§ **Assigned task**
Look through the entries that follow and count the lines with the word "optional". The reply is that number alone.

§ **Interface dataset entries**
· · · ·
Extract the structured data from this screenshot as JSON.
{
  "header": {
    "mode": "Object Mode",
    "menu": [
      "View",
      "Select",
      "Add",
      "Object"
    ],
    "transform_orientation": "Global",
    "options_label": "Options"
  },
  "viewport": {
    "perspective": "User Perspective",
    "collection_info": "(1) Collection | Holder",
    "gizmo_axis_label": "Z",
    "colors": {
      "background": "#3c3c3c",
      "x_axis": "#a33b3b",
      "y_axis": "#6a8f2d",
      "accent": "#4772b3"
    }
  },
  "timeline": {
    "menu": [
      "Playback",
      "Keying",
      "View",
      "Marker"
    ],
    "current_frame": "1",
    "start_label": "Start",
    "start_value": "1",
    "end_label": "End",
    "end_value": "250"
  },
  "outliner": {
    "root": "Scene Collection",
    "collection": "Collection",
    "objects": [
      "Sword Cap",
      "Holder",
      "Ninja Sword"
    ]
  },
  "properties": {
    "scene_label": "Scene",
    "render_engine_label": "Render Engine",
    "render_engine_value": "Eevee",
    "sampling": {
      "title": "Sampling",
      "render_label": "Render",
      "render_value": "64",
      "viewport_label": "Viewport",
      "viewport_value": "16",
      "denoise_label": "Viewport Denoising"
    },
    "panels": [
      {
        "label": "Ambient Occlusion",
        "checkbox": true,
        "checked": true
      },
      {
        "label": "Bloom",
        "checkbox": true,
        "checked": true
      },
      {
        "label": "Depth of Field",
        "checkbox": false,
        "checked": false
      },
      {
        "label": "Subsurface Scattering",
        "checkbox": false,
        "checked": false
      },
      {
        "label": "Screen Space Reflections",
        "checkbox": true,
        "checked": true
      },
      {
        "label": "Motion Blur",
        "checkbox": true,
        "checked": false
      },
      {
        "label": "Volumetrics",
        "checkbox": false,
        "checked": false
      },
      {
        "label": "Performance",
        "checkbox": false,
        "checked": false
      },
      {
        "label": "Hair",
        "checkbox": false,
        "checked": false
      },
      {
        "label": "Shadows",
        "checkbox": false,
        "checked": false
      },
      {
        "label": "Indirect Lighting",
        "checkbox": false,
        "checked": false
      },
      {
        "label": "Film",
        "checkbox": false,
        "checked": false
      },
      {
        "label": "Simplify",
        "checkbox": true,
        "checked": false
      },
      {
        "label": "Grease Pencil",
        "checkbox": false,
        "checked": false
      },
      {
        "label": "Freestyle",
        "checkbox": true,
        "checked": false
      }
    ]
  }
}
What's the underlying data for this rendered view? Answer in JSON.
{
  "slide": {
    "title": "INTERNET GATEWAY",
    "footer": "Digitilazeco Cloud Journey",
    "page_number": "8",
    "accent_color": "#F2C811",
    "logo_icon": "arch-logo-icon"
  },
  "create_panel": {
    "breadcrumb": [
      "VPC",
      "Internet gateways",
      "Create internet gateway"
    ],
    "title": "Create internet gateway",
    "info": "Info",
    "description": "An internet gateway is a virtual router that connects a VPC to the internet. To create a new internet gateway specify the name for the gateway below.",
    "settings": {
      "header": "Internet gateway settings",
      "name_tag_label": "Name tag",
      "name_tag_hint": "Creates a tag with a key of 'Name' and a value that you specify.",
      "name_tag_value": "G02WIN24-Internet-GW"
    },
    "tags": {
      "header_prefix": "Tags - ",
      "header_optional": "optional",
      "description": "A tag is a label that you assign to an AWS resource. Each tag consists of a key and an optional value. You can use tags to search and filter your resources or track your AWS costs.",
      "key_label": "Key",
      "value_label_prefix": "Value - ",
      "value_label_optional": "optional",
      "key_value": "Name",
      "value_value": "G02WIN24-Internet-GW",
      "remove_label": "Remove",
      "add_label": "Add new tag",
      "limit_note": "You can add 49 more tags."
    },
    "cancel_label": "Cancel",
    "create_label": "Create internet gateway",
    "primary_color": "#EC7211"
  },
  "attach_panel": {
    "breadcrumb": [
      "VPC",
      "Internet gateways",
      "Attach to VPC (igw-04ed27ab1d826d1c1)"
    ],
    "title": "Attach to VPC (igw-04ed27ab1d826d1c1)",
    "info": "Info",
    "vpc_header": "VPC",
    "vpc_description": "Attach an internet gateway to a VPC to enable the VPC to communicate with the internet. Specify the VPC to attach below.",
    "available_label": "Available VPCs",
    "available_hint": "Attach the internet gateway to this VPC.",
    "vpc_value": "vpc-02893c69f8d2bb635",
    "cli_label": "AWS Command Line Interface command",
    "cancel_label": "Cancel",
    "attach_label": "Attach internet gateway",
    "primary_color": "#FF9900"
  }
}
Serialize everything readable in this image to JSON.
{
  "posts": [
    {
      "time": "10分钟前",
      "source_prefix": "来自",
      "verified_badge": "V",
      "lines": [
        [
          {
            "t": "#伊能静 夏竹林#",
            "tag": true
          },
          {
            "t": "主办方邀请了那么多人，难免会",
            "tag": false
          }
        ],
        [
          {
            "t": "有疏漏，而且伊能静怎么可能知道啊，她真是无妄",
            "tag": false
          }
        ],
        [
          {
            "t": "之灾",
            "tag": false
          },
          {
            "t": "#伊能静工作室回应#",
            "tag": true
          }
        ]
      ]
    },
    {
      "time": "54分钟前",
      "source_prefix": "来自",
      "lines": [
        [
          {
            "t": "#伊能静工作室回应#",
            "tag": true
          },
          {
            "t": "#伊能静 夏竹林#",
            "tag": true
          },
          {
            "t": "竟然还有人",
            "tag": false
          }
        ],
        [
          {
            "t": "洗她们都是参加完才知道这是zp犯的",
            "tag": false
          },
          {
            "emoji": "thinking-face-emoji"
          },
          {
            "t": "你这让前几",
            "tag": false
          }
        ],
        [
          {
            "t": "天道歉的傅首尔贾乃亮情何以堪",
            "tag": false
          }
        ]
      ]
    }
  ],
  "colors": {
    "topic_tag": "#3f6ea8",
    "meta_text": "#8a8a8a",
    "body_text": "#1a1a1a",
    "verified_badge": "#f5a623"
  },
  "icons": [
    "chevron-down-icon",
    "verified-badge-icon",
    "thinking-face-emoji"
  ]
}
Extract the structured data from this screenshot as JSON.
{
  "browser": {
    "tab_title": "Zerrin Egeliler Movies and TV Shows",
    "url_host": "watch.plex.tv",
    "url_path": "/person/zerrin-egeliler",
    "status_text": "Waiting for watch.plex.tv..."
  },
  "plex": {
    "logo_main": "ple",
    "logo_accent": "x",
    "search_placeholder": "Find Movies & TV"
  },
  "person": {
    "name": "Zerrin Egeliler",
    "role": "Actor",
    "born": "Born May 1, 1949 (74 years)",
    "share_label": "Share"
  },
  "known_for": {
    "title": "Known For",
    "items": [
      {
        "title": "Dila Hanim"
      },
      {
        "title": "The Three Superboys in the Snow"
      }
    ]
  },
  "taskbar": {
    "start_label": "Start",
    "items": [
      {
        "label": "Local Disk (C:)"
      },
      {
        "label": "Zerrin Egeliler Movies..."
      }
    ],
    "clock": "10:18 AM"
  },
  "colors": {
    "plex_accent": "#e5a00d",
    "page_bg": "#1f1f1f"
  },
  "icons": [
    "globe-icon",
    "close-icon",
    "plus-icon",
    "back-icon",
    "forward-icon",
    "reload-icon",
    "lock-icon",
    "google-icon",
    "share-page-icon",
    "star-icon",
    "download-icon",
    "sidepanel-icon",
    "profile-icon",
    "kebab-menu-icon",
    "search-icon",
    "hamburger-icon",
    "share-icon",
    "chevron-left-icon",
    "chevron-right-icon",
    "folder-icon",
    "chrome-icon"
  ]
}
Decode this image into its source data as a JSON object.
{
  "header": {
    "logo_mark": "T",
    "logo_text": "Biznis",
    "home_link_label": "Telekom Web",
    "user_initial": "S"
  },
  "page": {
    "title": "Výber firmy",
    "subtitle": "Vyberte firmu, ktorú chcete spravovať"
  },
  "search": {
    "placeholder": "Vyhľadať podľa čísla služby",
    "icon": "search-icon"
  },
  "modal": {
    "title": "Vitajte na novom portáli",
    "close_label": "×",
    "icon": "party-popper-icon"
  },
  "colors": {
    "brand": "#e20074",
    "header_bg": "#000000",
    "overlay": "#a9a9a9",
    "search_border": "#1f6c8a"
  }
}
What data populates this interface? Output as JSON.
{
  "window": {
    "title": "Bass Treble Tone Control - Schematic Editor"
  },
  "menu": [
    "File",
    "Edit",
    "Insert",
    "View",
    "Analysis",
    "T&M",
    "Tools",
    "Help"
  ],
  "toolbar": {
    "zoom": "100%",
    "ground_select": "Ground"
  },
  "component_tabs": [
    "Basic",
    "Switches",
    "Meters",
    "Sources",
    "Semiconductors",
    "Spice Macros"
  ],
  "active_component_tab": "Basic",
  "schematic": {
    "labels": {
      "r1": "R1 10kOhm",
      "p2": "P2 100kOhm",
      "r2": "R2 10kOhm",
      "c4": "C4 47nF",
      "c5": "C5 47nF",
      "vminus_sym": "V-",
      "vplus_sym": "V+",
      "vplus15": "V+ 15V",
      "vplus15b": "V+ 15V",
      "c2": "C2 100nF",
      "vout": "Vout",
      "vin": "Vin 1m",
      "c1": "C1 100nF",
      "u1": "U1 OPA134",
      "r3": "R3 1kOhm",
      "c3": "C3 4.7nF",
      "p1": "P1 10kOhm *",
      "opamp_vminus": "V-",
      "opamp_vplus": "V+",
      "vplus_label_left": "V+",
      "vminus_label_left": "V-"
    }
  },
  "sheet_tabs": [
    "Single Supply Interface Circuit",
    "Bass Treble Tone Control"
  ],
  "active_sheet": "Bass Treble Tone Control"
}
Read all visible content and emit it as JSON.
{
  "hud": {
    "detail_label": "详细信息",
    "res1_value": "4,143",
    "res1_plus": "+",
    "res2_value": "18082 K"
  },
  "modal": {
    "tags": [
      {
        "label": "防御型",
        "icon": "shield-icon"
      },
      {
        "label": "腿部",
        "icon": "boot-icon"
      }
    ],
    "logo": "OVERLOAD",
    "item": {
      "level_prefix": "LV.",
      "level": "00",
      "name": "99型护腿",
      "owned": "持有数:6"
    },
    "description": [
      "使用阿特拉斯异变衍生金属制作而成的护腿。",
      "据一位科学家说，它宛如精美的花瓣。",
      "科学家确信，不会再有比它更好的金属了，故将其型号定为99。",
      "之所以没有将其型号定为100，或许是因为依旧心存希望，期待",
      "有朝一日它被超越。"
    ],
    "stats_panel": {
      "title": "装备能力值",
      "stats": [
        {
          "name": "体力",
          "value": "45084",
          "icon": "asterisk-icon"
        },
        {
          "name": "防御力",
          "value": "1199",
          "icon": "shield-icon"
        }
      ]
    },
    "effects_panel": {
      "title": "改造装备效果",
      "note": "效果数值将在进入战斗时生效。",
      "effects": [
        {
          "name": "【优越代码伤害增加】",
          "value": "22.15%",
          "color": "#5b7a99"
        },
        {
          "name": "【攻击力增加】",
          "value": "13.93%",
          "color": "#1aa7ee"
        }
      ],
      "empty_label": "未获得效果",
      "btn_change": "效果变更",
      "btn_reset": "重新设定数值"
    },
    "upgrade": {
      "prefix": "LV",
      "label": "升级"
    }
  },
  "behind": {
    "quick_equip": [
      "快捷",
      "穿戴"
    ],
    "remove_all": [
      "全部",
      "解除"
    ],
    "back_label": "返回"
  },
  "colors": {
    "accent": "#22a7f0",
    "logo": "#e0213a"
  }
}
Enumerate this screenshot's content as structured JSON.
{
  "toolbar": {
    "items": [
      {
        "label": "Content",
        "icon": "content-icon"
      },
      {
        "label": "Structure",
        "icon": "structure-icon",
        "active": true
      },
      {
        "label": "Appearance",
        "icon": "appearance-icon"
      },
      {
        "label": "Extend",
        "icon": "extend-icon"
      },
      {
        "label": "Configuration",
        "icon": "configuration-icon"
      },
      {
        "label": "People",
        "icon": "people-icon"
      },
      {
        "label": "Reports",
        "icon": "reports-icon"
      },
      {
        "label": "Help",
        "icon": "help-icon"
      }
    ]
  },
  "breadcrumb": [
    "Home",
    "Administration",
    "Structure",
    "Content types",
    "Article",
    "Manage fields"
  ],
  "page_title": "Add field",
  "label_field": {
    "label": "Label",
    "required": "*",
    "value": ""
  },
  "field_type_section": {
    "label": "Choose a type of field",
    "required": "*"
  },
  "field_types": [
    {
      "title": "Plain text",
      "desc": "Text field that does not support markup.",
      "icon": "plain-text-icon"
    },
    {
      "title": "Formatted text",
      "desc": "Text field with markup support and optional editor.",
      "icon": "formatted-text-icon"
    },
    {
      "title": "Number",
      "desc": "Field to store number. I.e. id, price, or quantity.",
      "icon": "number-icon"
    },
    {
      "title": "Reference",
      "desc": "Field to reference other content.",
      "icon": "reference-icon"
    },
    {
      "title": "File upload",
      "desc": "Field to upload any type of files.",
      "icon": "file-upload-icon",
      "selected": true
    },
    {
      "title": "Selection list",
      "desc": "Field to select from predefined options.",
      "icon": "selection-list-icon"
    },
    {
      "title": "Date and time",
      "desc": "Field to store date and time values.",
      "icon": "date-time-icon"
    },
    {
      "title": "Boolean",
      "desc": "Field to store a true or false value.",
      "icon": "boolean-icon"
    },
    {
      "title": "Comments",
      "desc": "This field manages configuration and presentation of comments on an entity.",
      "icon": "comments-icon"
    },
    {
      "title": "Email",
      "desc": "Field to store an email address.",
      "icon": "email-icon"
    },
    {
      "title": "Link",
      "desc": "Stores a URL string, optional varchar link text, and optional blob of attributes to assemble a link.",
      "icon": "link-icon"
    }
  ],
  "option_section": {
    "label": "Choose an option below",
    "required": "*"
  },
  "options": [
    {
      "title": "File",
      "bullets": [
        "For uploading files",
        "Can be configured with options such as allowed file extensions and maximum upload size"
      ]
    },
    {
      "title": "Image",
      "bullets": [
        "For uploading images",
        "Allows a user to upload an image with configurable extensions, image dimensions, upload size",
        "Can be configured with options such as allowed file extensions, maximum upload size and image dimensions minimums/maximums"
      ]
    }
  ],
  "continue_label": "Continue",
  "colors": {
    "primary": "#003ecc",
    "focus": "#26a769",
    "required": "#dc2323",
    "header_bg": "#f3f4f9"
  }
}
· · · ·
§ **Reply to the exercise**
5